Some of the best Christmas television in recent years has been provided by today’s History Centre Hero. Who can forget the Vicar Of Dibley Christmas specials – particularly the last one in 2006 when the character of Geraldine Granger finally fell in love and got married?
Dawn French has had a long career as a nationally renowned comedian, mostly in TV but also in film and theatre, writing and performing sketch shows with Jennifer Saunders and other major comedians of the alternative comedy scene.
But her one role most likely to be discussed by future historians is that of Geraldine Granger in the BBC comedy sitcom ‘The Vicar of Dibley’ which ran from 1994-2007. Two years after women were first allowed to become priests in the Church of England, this award winning series made her into a sort of patron saint for professional women.
It had a huge impact on getting them generally accepted in the last of the traditional professions, and if sexist attitudes at work continued, perhaps she at least made it easier for women to laugh it off; watching from the sofa Geraldine’s troubles with an array of characters in a fictional Oxfordshire village.
Dawn French was born in Holyhead in Wales in 1957. Her parents were from Plymouth, and though they moved often as her father was in the RAF, she stayed in the city during term time at St Dunstan’s Abbey School (now merged with Plymouth College) on North Road West.
When she was eighteen her talent for public speaking was spotted by local MP Michael Foot during a debating competition. He nominated her for a scholarship to spend a year in the USA at an independent school in New York, a period she drew upon in her novel According to Yes (2015).
At the Central School of Speech and Drama in London she was training to be a drama teacher when she met Jennifer Saunders, a comedian with a similar mission to upset chauvinist stereotypes, and began to work on the double act that was so successful as ‘French and Saunders’ (1897-2007). This series of sketches and spoofs on popular culture was given one of the highest budgets in BBC history. Jennifer Saunders’ highly popular sitcom ‘Absolutely Fabulous’ was based on one of their sketches.
After publishing her autobiography Dear Fatty in 2007, Dawn French’s work has concentrated more on her own life experiences. She has written two other novels, and recently toured with her first solo show, ‘Thirty Million Minutes’, when she described how she has spent ‘her whole life vigorously attempting to be a fully functioning female human.’ She now lives in Fowey, Cornwall, and in March 2015 became the first Chancellor of Falmouth University.

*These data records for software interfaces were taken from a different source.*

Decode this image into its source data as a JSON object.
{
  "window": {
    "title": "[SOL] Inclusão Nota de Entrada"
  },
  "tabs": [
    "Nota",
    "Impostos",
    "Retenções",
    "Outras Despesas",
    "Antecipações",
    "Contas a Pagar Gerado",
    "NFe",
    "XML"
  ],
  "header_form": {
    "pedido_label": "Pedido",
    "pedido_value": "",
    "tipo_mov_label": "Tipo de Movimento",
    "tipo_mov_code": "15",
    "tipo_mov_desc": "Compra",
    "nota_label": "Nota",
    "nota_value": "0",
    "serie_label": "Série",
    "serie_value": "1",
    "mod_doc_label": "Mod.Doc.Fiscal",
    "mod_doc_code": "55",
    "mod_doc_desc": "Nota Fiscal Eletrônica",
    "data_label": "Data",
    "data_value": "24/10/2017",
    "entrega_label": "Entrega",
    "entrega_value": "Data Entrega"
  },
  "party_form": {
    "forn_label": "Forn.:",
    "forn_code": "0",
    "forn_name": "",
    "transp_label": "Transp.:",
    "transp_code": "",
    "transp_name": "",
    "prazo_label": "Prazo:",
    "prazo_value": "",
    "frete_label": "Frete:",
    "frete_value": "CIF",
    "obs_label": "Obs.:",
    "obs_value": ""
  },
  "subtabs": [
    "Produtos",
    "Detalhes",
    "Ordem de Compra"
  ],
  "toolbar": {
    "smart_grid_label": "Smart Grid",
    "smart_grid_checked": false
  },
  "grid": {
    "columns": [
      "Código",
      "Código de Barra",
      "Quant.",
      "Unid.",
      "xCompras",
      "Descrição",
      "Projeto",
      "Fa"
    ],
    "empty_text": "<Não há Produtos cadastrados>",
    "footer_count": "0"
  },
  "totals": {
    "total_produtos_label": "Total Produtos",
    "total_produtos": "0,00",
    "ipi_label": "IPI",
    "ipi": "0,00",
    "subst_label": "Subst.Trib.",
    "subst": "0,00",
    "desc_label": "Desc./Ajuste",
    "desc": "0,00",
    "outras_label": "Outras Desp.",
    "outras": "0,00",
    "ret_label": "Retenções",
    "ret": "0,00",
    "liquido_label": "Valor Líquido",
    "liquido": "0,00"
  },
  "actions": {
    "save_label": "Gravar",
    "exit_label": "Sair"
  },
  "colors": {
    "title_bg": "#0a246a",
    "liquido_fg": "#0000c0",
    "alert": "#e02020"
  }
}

Her 2011 best-selling debut novel A Tiny Bit Marvellous is currently being turned into a series for ITV.
In the meantime, you can catch her in a very different role at the end of the festive period when her new four-part drama ‘Delicious’ premieres on Sky1 on 30 December.
Written by Rosemary Babichev.